Two fish kills reported in Georgetown County

Hundreds of dead fish were found in North Inlet late Thursday and is the second time officials found a large fish kill this week.

Both incidents are likely due to low oxygen levels which poses no threat to water quality for humans.

Dean Cain, a marine biologist with S.C. Department of Natural Resources, said “upwards of a million fish” died in Winyah Bay around Muddy Bay sometime late Wednesday or early Thursday and is likely related to a low dissolved oxygen event. He said most of the fish were Menhaden, but there were also some Red Drum.

Cain on Friday was investigating a second report in North Inlet, which he said is about eight and a half miles away from the Winyah Bay event.

Seven Seas Seafood Market, in Murrells Inlet, posted pictures on Facebook late Thursday evening saying a boat captain went to North Inlet Thursday morning and found “a huge kill of Spot Tail and Menhaden.”

Cain said hypoxia (the absence of oxygen in the water) is the likely culprit for both fish kills, but said it doesn’t mean the events are related.

In January 2013, thousands of Menhaden fish washed ashore in Debordiue and Pawleys Island. Officials suspected low oxygen levels in the waters just offshore.

Phil Maier, with DNR, said it will take a couple days to confirm low oxygen levels is responsible, but said all conditions point that direction.

“An early morning low tide, warm temperatures, and real stable conditions point toward a low dissolved oxygen kill,” he said. “June through August is typically when we see these kinds of events.”

Water samples at both sites are being collected, as are measurements of the temperature, salinity and dissolved oxygen.

Cain said the water samples will be tested to determine if there is any correlation with a phytoplankton or algae bloom which also can cause low oxygen levels.

Neither Winyah Bay nor North Inlet are closed and Cain said there is no reason to avoid either location.
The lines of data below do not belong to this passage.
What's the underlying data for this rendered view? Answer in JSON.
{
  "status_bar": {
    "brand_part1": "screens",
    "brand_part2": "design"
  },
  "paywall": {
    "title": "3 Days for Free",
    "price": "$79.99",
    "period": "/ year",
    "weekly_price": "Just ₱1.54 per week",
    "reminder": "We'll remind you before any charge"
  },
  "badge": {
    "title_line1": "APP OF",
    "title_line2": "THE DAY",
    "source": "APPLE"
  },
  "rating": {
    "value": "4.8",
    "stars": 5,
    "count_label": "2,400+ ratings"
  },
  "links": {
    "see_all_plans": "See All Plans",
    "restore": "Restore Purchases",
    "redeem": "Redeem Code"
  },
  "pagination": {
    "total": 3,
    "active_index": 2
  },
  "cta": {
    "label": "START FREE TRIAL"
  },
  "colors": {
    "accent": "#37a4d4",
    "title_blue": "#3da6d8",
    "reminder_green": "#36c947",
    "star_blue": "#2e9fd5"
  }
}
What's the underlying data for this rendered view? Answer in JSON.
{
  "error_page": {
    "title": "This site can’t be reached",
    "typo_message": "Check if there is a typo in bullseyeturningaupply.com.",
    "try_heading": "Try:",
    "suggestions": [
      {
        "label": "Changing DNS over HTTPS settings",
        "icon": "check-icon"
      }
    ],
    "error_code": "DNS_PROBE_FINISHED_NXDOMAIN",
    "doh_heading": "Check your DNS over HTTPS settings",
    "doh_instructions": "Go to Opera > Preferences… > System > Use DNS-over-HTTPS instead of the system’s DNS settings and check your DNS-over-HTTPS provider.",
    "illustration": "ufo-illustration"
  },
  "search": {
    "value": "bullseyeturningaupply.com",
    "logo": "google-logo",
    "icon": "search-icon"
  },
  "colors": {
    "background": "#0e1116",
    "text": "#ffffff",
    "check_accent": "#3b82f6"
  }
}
Cain said low dissolved oxygen does not impact water quality as it relates to humans.